■ **Problem to work on**
Take each line of the data that contains the string "Unknown" and copy it.

■ **Material for this exercise**
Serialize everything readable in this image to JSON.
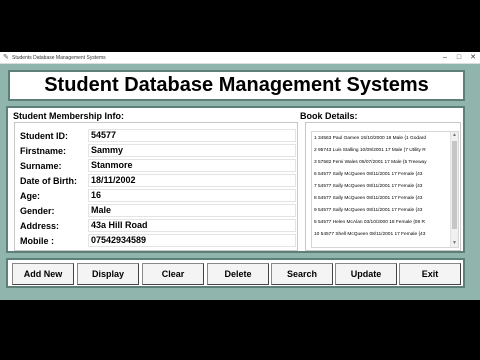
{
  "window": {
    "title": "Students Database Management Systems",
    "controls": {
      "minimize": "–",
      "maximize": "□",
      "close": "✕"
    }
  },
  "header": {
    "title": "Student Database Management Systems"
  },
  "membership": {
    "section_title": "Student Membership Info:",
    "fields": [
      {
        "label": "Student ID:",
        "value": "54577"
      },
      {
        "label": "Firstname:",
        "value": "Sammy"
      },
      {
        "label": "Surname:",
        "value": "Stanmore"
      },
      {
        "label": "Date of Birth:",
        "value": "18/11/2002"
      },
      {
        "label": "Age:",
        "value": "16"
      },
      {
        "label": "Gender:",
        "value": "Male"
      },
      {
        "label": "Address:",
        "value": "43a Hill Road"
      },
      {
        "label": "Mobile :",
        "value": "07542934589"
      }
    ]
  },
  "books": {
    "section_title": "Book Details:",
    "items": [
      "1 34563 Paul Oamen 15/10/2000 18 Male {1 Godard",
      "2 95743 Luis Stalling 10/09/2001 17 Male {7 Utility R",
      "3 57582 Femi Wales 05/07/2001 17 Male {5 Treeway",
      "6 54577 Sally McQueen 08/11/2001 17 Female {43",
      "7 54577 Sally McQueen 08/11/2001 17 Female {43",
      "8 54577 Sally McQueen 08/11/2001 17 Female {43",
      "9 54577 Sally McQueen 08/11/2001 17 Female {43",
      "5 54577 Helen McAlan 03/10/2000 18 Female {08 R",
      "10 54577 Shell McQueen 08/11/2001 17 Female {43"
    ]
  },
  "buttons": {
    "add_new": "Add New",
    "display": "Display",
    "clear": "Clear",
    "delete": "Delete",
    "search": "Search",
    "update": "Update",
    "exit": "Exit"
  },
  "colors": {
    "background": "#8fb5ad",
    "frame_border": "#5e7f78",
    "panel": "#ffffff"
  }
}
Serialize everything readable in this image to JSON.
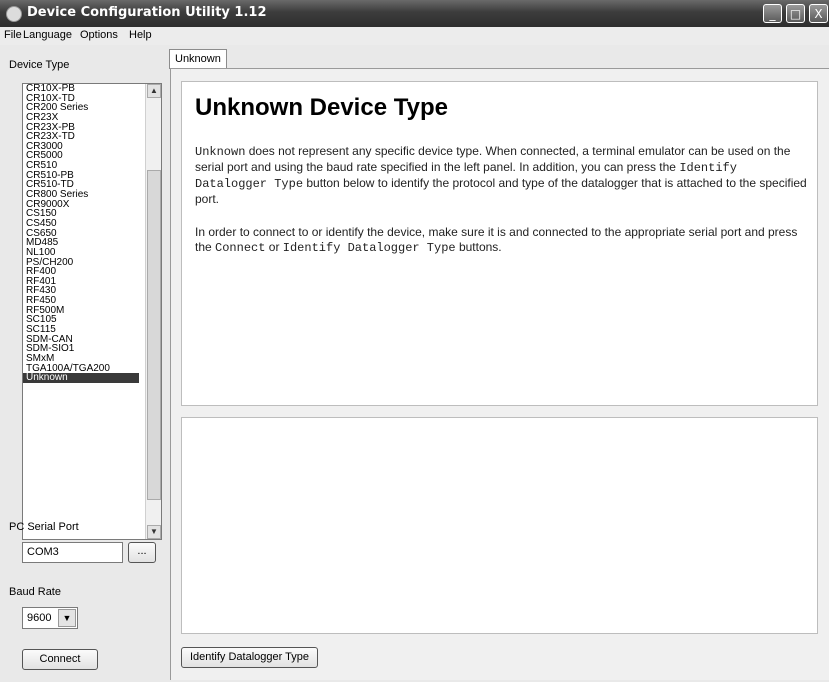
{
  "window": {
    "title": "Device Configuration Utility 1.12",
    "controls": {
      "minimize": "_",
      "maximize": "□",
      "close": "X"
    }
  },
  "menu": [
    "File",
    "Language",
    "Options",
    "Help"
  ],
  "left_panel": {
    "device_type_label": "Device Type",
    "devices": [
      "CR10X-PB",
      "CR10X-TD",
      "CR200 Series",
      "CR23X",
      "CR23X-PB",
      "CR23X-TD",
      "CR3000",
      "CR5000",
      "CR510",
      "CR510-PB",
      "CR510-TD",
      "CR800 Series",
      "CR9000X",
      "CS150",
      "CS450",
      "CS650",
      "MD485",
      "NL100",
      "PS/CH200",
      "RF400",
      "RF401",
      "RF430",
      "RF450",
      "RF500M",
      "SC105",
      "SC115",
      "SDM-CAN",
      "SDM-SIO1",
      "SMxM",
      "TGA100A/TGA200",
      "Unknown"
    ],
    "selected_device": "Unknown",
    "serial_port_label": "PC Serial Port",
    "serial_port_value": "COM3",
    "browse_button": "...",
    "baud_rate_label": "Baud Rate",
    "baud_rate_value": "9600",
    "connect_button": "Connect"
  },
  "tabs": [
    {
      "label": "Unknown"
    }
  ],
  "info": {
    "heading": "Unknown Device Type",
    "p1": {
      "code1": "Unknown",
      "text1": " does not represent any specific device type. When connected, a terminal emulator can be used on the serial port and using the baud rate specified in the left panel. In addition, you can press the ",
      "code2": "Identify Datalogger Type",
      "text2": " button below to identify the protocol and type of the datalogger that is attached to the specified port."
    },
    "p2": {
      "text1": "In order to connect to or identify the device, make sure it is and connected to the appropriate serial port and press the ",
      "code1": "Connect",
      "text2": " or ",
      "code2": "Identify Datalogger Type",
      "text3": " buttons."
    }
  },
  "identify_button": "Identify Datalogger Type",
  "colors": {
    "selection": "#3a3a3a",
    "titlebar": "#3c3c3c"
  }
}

■ **Written answer**
      "Unknown"
    "selected_device": "Unknown",
      "label": "Unknown"
    "heading": "Unknown Device Type",
      "code1": "Unknown",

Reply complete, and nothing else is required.